[[ Supplied records, beginning ]]

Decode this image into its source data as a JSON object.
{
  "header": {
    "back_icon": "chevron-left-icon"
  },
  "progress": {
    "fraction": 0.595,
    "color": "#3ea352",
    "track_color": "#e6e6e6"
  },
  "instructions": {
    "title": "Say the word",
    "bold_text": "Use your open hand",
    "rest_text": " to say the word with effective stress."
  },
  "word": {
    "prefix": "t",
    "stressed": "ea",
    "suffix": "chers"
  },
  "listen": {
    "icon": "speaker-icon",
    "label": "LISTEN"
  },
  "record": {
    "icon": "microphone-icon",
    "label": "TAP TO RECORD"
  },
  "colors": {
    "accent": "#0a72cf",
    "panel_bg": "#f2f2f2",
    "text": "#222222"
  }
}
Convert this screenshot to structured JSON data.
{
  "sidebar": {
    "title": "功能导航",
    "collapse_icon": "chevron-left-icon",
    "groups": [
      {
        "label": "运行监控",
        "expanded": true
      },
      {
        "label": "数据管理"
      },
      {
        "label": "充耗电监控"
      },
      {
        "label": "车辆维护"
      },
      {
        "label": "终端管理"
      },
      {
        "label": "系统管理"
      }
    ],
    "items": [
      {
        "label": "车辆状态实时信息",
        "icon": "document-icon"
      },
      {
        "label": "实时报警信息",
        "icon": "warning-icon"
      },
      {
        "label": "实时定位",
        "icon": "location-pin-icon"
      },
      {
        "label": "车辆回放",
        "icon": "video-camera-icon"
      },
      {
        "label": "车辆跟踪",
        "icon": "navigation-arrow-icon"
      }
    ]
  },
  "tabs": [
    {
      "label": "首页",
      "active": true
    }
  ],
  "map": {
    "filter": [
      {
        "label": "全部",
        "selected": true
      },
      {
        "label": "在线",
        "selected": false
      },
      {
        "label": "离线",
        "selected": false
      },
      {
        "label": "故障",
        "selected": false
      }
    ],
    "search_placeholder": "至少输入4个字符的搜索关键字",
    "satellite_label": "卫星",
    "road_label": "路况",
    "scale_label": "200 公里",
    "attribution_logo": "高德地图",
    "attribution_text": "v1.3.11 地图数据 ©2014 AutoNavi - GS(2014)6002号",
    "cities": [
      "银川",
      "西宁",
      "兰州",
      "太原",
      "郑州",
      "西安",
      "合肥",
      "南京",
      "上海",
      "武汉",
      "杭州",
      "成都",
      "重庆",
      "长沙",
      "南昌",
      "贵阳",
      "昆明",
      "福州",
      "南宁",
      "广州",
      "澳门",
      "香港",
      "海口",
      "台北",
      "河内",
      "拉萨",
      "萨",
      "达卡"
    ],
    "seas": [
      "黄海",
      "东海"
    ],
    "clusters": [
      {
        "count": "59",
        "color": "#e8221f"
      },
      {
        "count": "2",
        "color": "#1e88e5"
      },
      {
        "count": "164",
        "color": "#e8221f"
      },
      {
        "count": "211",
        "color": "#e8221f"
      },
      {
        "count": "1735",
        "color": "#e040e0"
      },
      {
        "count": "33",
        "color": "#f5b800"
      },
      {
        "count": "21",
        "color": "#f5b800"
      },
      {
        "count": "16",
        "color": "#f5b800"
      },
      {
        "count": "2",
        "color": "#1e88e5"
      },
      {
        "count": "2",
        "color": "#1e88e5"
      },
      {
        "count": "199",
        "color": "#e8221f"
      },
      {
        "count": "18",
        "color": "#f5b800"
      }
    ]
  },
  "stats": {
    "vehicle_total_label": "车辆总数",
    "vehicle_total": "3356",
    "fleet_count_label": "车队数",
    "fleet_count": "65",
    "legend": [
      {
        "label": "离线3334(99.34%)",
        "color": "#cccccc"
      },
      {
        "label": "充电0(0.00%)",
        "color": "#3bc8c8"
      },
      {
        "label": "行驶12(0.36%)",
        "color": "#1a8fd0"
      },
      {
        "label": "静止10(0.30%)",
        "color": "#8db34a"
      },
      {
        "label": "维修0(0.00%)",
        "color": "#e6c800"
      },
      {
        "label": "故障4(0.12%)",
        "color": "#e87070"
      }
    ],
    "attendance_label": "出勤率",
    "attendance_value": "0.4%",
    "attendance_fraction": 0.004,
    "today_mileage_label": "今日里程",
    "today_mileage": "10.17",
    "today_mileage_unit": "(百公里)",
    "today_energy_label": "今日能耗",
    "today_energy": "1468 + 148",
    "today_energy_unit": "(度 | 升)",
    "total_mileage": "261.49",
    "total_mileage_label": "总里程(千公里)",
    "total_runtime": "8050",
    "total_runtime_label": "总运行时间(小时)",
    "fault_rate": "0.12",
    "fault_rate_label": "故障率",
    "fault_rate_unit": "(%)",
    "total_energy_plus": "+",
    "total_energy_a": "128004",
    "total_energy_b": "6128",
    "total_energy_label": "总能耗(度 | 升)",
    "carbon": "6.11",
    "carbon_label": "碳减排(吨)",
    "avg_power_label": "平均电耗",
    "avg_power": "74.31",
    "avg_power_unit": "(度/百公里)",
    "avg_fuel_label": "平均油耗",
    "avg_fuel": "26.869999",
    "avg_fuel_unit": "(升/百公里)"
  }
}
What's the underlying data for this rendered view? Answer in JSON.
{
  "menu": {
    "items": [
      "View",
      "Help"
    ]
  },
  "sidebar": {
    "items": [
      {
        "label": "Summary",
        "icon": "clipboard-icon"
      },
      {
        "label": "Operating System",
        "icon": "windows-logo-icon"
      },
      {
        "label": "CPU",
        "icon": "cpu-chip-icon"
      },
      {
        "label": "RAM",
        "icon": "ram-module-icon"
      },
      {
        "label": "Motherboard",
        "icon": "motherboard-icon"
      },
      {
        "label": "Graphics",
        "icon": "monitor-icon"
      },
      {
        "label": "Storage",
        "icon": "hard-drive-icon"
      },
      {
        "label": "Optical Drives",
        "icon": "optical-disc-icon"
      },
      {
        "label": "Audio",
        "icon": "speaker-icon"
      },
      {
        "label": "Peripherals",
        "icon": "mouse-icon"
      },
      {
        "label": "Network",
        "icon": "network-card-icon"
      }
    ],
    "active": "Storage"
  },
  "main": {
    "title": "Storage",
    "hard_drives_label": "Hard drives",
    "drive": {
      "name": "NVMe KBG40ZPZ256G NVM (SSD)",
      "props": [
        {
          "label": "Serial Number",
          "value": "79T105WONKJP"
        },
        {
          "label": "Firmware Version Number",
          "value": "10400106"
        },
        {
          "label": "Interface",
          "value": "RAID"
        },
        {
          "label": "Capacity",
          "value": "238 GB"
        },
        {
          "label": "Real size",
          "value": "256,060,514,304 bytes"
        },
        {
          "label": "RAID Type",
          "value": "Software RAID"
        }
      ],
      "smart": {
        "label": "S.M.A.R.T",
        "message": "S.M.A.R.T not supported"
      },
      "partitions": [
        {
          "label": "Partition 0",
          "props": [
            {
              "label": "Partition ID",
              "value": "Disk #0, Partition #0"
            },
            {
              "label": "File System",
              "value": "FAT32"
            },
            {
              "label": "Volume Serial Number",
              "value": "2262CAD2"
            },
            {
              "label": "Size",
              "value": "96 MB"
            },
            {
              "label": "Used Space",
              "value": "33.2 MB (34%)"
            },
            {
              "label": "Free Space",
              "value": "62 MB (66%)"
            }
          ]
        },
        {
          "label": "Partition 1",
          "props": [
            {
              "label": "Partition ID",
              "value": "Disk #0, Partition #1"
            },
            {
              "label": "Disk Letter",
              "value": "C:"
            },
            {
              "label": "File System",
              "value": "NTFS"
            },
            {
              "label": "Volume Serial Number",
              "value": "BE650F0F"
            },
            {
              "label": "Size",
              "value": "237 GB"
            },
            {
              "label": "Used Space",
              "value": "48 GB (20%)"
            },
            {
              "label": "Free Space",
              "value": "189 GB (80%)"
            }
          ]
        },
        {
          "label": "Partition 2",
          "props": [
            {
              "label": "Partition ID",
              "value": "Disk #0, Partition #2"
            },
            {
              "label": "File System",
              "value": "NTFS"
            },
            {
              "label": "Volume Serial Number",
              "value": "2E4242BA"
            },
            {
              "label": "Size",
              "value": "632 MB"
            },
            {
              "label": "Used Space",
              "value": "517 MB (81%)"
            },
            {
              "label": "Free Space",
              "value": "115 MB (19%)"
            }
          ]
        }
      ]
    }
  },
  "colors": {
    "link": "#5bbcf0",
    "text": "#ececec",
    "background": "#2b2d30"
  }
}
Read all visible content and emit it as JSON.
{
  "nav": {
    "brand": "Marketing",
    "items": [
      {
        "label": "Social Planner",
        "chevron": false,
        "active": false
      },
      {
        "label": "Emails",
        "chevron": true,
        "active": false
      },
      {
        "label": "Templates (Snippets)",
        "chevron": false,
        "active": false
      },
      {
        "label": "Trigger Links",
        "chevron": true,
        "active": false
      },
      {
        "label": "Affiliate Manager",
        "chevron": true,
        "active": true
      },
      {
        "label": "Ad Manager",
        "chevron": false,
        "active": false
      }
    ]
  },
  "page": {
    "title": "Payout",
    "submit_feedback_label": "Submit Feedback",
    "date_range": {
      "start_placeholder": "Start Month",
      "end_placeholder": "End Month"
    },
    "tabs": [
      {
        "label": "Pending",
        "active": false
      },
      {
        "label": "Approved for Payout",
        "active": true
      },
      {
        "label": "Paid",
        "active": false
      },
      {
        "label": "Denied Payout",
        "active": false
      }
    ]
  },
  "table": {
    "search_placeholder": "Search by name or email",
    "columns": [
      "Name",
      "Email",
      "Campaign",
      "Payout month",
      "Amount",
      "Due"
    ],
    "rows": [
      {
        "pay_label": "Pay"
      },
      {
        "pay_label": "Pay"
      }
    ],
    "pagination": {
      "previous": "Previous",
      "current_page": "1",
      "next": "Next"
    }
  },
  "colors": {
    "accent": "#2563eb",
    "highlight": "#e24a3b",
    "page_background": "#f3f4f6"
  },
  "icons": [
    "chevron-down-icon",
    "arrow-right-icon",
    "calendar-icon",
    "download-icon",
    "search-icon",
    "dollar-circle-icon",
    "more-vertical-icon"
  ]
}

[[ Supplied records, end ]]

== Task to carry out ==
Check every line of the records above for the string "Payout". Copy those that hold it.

== Answer for the task ==
    "title": "Payout",
        "label": "Approved for Payout",
        "label": "Denied Payout",
      "Payout month",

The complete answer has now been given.